**GOAL OF THE EXERCISE**
Look through the entries below for the string "task", and copy each line where it is found.

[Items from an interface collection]
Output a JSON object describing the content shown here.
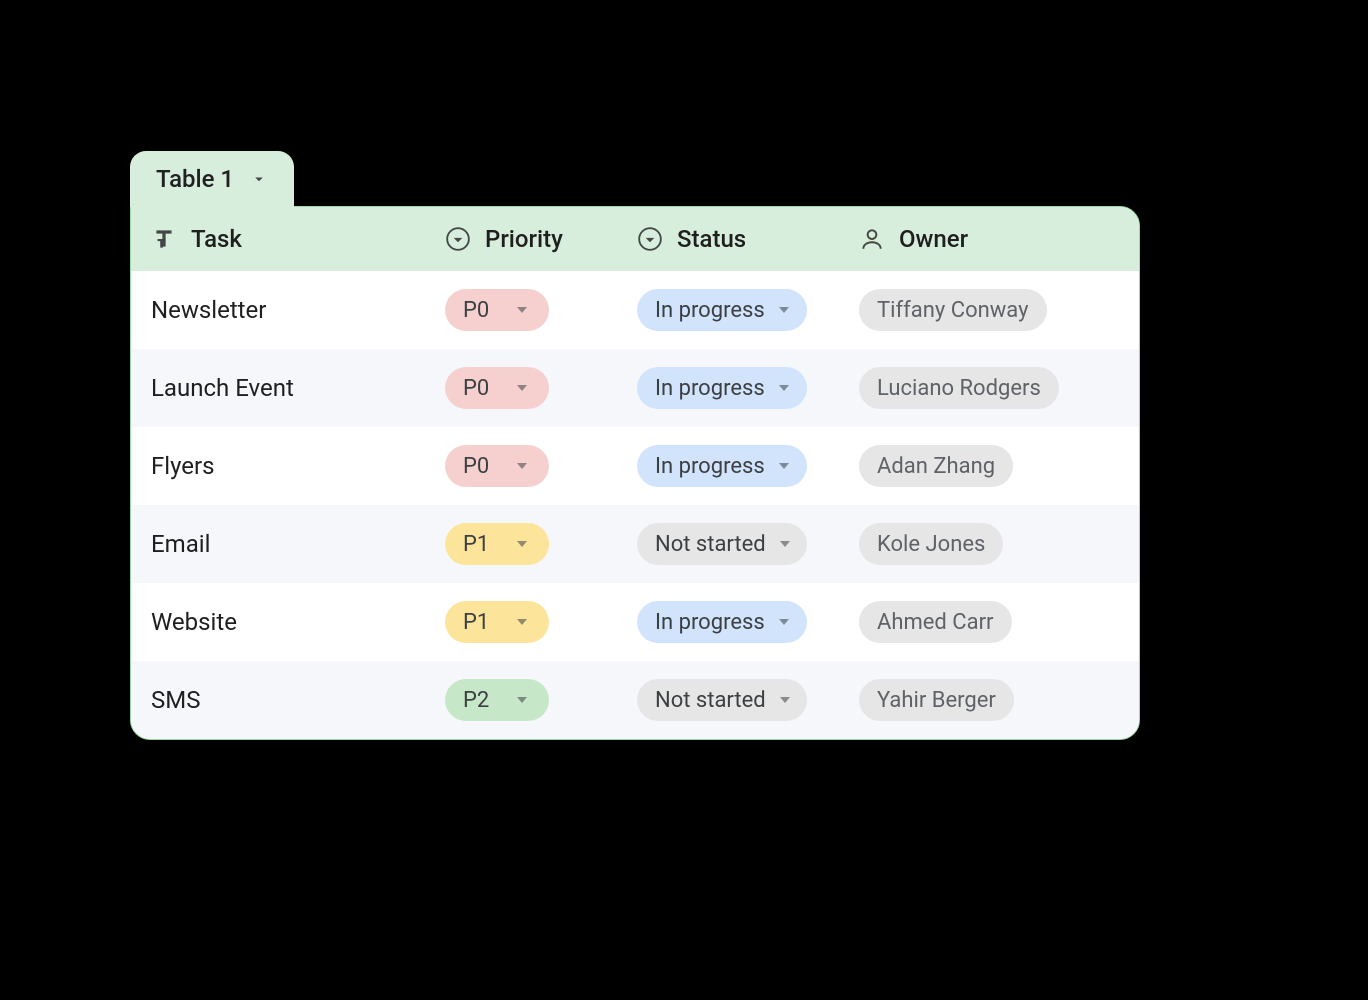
{
  "tab": {
    "label": "Table 1"
  },
  "columns": {
    "task": "Task",
    "priority": "Priority",
    "status": "Status",
    "owner": "Owner"
  },
  "priority_colors": {
    "P0": "pill-p0",
    "P1": "pill-p1",
    "P2": "pill-p2"
  },
  "status_colors": {
    "In progress": "pill-inprog",
    "Not started": "pill-notstarted"
  },
  "rows": [
    {
      "task": "Newsletter",
      "priority": "P0",
      "status": "In progress",
      "owner": "Tiffany Conway"
    },
    {
      "task": "Launch Event",
      "priority": "P0",
      "status": "In progress",
      "owner": "Luciano Rodgers"
    },
    {
      "task": "Flyers",
      "priority": "P0",
      "status": "In progress",
      "owner": "Adan Zhang"
    },
    {
      "task": "Email",
      "priority": "P1",
      "status": "Not started",
      "owner": "Kole Jones"
    },
    {
      "task": "Website",
      "priority": "P1",
      "status": "In progress",
      "owner": "Ahmed Carr"
    },
    {
      "task": "SMS",
      "priority": "P2",
      "status": "Not started",
      "owner": "Yahir Berger"
    }
  ]
}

**OUTPUT FOR THIS EXERCISE**
    "task": "Task",
      "task": "Newsletter",
      "task": "Launch Event",
      "task": "Flyers",
      "task": "Email",
      "task": "Website",
      "task": "SMS",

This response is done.